How do artists detourn the inner mechanics of contemporary digital tools, AR and game worlds? How are LGBTQI+ artists using animation tools to assert community and imagine new futures? What are the possibilities of the body in digital space?
CIRCUIT and Te Uru present /drive-thru, play-thru/ — an online screening and Zoom conversation with artists Danielle Brathwaite-Shirley (UK) and Ary Jansen (NZ), moderated by Tendai Mutambu.
In this Zoom conversation with Otherwise-image-worlds curator Tendai Mutambu, the artists take us on a journey through their recent animated and interactive works, offering commentary on their use of animation as a tool for emancipation and play.
In the second half of the event, audience members are invited to be part of an online Interactive Playthrough Performance, in which Brathwaite-Shirley will act as ‘dungeon-master’ and you and the other players will venture into a story-based game space that engages systems of power and expanded ideas of player agency.
Danielle Brathwaite-Shirley and Ary Jansen are two artists whose work embraces animation and interactivity. They were recently commissioned to create new works for Otherwise-image-worlds, an exhibition of five artist works at Te Uru which addressed the emancipatory potential of digital space.
Danielle Brathwaite-Shirley is an artist working predominantly in animation, sound, performance and video games to communicate the experiences of being a Black Trans person. Their practice focuses on recording the lives of Black Trans people and intertwining lived experience with fiction to imaginatively retell Trans stories. Spurred on by a desire to record a "history of Trans people both living and past," their work can often be seen as a Trans archive where Black Trans people are stored for the future.
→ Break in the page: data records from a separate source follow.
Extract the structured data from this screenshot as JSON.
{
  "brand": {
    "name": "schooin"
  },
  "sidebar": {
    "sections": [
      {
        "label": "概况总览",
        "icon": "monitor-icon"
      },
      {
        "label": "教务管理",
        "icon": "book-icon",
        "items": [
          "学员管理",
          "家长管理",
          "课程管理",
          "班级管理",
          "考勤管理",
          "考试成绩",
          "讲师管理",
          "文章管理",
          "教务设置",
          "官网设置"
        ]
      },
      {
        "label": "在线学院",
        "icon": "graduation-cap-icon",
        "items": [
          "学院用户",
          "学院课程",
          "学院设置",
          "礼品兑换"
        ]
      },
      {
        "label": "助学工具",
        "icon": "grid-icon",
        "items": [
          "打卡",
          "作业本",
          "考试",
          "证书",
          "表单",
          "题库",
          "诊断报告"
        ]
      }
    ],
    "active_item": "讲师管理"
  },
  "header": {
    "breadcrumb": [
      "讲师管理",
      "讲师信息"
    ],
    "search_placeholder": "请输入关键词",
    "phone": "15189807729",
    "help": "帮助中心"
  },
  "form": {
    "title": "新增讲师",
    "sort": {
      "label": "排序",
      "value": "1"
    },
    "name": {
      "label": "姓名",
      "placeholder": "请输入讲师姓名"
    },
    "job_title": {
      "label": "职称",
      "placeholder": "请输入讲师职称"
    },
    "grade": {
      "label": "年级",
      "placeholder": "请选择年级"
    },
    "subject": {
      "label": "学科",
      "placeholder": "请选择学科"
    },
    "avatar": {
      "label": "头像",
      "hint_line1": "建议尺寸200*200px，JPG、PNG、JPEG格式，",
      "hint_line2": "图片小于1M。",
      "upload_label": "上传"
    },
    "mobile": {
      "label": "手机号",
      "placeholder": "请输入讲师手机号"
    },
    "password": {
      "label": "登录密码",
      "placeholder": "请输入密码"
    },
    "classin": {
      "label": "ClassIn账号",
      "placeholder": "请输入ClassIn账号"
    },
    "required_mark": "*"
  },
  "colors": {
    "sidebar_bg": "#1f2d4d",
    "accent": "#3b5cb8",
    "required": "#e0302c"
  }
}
Ary Jansen is a visual artist, musician, event organiser and youth worker. His work across this broad range of disciplines and fields overlap, each nourishing and supporting the other. Much of his work in art and music is informed by critical, autobiographical reflections on how capitalist logics increasingly dictate social relations, senses of self, and how the world itself appears.